Jeff: Yeah, that was awesome. We were actually at his Louis Vuitton office after a marathon meeting about the MCA book and I think we were just on our way out. We were talking about other projects that we wanted to potentially work on together and he was like, "Yo, I'd love to make a flip book that's based around the Pyrex video because it just feels like a great format to share that." And we were like, "All right, sick, let's do it."
So we literally came back to our studio and just asked Virgil and his team if we could get the video to start mocking it up. Nobody gave us a project brief or a budget. We just got the ball rolling and put together the files to show what it could look like.
Archie: And the concept of it, for anybody this is like a collectible toy. You don't even want to open it because it's so important to the genesis of, not just Virgil’s trajectory, but a blueprint for everyone else's trajectory. So we put it inside collectible toy packaging and made it cheap. You can buy it for like nine bucks.
Jeff: One of the most fun parts of making that book was figuring out the packaging. A flip book only becomes useful when you can actually flip it. But if it's in a toy packaging, you've got to break it open to use it. We wanted to kind of play with the collectible nature of it. We all bought two so we could open one and keep another in its package.
I'm kind of just curious to know more about this Playlab, Inc. employee, Dillon Kogle, and his sneakers
Archie: We've been working with a lot of footwear brands for a long time. Jeff and I had always been interested in Nike’s and when Dillon came on board it was like his secret interest. He wanted to make shoes so he just started cutting up old shoes and taking materials and kind of collaging them.
A big part of PlayLab is initiating projects. From Plus Pool, to Clog, to even opening a pie shop in Alabama. Even the way we work with Virgil, we propose things, you know? So the shoes is just another method. It's another way of us to figure out how to work together and figure out how to get better at concept development.

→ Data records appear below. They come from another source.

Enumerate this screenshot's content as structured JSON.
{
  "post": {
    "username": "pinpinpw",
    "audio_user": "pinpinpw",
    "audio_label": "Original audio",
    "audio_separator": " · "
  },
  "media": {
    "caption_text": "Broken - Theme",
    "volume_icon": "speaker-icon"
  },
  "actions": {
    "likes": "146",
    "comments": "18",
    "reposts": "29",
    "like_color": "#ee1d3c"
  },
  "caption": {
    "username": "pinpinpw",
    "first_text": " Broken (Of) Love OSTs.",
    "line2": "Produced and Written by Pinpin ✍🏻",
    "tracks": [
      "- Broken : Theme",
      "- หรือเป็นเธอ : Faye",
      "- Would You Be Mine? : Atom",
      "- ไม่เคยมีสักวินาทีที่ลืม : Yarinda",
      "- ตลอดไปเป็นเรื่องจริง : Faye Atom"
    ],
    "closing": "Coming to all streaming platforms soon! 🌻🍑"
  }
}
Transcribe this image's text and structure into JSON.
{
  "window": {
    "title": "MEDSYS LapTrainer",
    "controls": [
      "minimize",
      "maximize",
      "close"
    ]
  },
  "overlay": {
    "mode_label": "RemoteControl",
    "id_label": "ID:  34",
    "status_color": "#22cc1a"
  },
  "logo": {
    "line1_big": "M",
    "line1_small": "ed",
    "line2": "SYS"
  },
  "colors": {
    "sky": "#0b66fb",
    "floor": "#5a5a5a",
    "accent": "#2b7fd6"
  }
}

We're debuting an entire size run of one shoe design at our first museum show in Colorado at Black Cube Art Museum. PlayLab should be a place where people are flowering, right? To have the freedom to explore ideas just like the studio does for everyone else. So yeah, the shoes is something that we don't have a plan for. We're just trying to see where it goes.
I think for Jeff and I, when we see something that we love, we ask, "Why can't we make it?" And so shoes were just one of those things like, "Man, everybody's making a shoe. I want to learn how to make a shoe. That seems fun."
Jeff: I was just thinking about the question of "Why can't we make it?" and maybe one of the effects of Virgil is feeling more confident in saying, "Oh we can make it." Instead of saying "Why can't we make it?" we're like, "Oh we can make it." You don't do anything alone. Virgil doesn't do anything alone. We don't do anything alone. It's about finding the right people to collaborate with to help you make those things happen.
How has working with Virgil informed your own perspective on design?
Archie: It just reinforced it because the way of thinking is so similar. Architects are trained in a very specific way. And then from there you kind of flower and create your own paths or processes.
For us, working with Virgil just sort of validates the way that we think and makes you feel a little less alone in that. And it's really like a family thing. It just feels strong and healthy and that's what's cool. And then to Jeff's point, working with Virgil in any capacity and the people that are around him, everybody's happy to be there. Everybody's really happy to do what they're doing. There's a lot of positive energy and you also meet so many other people in his world that are also doing incredible things. So our friendships have gone through the roof and we've met more like minded people in the past year than we have in 10 years. I think Virgil is really good at gravitating towards positive people that want to make great things.